→ **Assignment**: Your answer should hold only the lines from the one with "Decode this image" through the end of the records, repeated exactly and minus any pictures.

Record excerpts Block Start

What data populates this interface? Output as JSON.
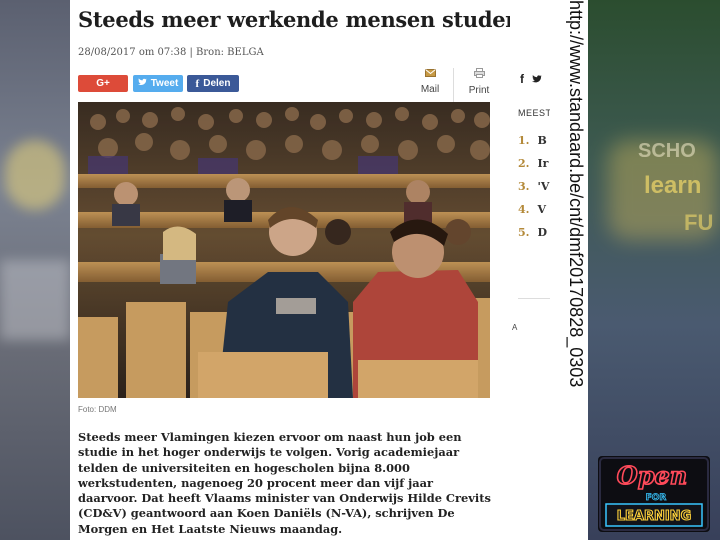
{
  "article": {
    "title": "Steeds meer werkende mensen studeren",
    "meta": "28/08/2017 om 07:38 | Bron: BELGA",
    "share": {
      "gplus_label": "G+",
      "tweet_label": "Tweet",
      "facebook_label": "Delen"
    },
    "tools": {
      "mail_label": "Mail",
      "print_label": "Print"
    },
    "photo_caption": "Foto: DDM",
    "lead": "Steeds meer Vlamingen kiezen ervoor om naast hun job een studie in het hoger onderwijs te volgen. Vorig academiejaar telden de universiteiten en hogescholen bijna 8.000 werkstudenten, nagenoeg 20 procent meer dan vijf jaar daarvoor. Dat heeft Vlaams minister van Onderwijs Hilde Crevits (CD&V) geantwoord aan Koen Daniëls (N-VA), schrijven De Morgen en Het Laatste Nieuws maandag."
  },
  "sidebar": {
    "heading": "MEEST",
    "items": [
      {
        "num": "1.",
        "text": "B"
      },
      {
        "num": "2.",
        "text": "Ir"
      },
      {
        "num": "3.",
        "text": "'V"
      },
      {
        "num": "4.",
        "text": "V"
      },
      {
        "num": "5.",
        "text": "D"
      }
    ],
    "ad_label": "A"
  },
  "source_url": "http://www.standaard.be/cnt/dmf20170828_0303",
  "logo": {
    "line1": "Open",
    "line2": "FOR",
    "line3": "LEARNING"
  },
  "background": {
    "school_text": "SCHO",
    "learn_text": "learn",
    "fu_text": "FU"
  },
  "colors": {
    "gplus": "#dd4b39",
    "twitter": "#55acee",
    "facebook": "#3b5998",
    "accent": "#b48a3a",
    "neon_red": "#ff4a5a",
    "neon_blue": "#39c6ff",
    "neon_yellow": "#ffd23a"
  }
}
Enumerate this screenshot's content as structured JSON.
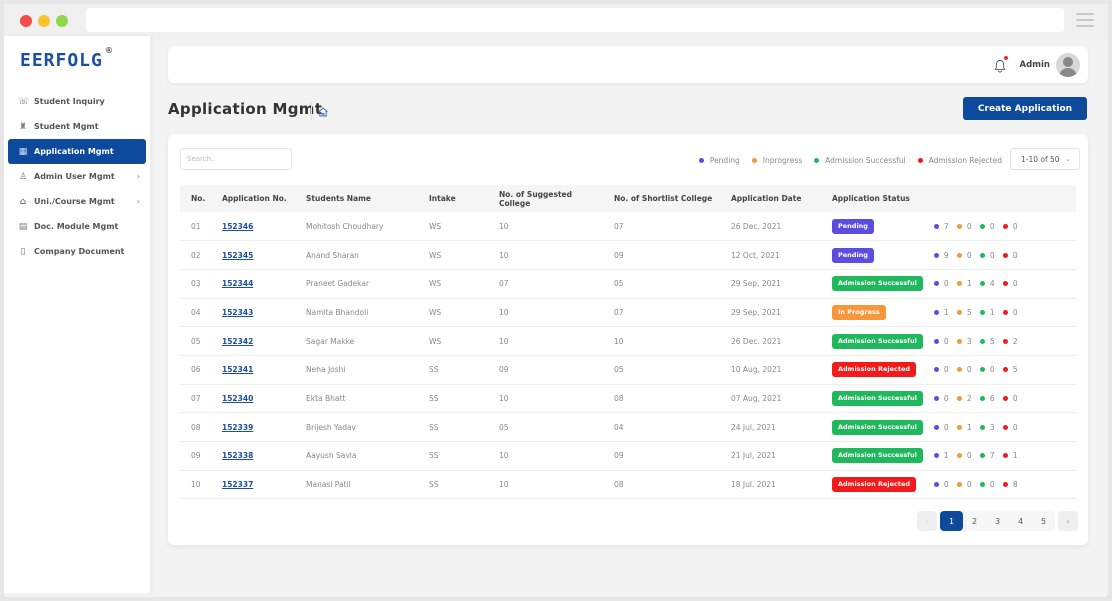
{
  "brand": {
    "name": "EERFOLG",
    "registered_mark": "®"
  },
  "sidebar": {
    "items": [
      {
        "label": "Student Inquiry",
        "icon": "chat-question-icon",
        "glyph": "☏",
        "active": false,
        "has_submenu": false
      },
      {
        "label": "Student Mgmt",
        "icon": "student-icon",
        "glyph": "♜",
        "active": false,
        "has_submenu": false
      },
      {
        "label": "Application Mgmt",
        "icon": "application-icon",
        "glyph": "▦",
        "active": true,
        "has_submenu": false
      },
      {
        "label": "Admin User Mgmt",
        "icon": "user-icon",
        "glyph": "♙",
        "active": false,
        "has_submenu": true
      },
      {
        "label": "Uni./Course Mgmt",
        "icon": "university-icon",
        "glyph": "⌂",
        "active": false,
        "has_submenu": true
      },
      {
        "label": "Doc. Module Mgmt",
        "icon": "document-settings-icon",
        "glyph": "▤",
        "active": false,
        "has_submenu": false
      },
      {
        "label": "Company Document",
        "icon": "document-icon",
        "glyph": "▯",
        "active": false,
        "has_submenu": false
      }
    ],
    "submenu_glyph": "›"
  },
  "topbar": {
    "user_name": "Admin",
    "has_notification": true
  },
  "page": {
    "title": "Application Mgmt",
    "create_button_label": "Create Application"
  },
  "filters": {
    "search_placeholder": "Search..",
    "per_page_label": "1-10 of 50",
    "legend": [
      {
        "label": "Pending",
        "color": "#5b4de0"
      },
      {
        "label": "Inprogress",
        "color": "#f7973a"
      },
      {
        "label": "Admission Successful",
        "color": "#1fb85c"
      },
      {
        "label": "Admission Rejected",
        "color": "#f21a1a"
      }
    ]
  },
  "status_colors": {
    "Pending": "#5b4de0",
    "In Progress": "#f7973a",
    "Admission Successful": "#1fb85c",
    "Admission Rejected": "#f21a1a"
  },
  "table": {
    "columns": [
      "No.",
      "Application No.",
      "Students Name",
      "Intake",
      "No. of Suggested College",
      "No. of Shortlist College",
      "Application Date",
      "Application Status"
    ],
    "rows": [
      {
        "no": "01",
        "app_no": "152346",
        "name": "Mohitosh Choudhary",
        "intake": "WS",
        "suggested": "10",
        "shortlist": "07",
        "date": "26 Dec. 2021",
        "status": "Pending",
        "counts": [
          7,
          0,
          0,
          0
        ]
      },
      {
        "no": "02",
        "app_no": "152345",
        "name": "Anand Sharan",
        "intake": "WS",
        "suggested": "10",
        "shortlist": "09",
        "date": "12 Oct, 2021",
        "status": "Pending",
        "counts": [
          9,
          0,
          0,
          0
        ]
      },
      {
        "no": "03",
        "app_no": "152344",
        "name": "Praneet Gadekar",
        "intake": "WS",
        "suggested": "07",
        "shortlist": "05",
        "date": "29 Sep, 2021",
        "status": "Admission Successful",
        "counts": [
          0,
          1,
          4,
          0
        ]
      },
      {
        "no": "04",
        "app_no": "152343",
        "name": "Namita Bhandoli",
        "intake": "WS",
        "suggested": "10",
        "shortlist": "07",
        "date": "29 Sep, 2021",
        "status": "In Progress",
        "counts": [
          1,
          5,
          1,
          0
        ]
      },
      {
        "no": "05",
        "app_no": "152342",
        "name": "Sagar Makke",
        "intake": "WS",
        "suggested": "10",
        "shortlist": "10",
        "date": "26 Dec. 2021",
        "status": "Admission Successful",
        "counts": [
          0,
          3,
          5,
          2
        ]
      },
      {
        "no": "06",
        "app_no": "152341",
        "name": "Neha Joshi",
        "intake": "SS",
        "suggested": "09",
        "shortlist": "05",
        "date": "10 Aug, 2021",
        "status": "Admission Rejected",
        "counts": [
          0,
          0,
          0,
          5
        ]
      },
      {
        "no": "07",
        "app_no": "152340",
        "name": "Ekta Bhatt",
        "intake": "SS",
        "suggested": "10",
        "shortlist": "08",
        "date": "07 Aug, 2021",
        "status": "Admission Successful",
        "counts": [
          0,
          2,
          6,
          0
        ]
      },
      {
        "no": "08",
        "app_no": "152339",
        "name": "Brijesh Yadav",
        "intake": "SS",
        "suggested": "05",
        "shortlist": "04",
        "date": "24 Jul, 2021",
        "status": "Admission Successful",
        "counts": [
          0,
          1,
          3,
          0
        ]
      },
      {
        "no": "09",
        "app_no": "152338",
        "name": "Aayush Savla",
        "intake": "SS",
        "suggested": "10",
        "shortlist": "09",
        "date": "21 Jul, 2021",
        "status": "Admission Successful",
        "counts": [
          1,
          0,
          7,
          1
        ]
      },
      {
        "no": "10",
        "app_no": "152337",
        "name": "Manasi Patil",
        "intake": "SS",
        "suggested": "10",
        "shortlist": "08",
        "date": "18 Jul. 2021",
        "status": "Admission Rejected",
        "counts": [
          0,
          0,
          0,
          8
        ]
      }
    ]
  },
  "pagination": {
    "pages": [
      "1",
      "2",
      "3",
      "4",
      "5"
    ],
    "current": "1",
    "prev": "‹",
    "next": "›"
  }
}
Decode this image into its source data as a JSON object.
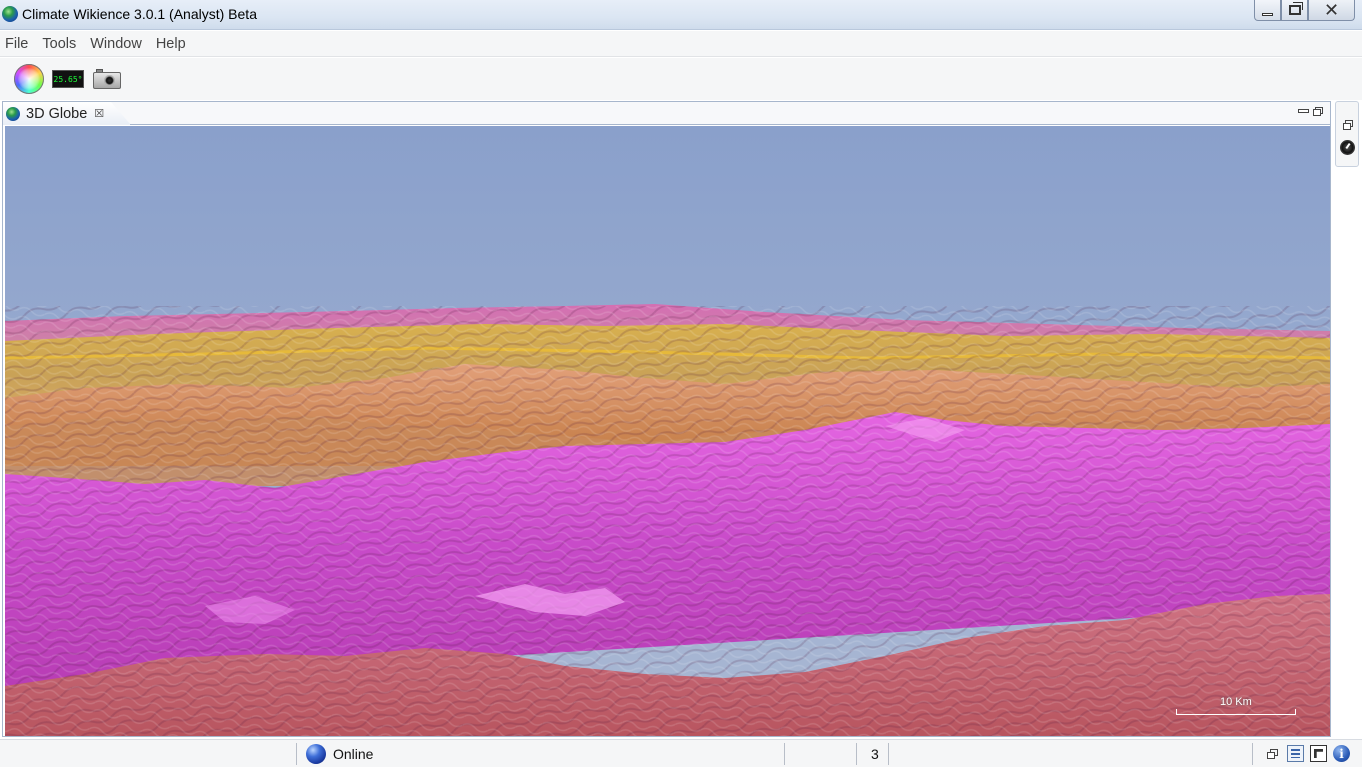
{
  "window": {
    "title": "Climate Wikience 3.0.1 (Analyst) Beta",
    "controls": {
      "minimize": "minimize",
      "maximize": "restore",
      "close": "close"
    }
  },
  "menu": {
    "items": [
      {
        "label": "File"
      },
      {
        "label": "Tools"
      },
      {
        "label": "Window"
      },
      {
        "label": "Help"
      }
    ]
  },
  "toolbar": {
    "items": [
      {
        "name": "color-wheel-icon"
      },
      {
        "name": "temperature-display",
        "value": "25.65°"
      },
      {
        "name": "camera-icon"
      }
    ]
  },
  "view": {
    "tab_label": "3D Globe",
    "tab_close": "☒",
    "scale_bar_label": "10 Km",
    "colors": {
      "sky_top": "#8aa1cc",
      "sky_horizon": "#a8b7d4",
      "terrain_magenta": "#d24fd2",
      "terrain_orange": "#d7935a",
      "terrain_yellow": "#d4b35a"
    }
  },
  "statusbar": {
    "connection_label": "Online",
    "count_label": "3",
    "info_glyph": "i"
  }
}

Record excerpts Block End

→ **Exercise response**:
Decode this image into its source data as a JSON object.
{
  "window": {
    "title": "Climate Wikience 3.0.1 (Analyst) Beta",
    "controls": {
      "minimize": "minimize",
      "maximize": "restore",
      "close": "close"
    }
  },
  "menu": {
    "items": [
      {
        "label": "File"
      },
      {
        "label": "Tools"
      },
      {
        "label": "Window"
      },
      {
        "label": "Help"
      }
    ]
  },
  "toolbar": {
    "items": [
      {
        "name": "color-wheel-icon"
      },
      {
        "name": "temperature-display",
        "value": "25.65°"
      },
      {
        "name": "camera-icon"
      }
    ]
  },
  "view": {
    "tab_label": "3D Globe",
    "tab_close": "☒",
    "scale_bar_label": "10 Km",
    "colors": {
      "sky_top": "#8aa1cc",
      "sky_horizon": "#a8b7d4",
      "terrain_magenta": "#d24fd2",
      "terrain_orange": "#d7935a",
      "terrain_yellow": "#d4b35a"
    }
  },
  "statusbar": {
    "connection_label": "Online",
    "count_label": "3",
    "info_glyph": "i"
  }
}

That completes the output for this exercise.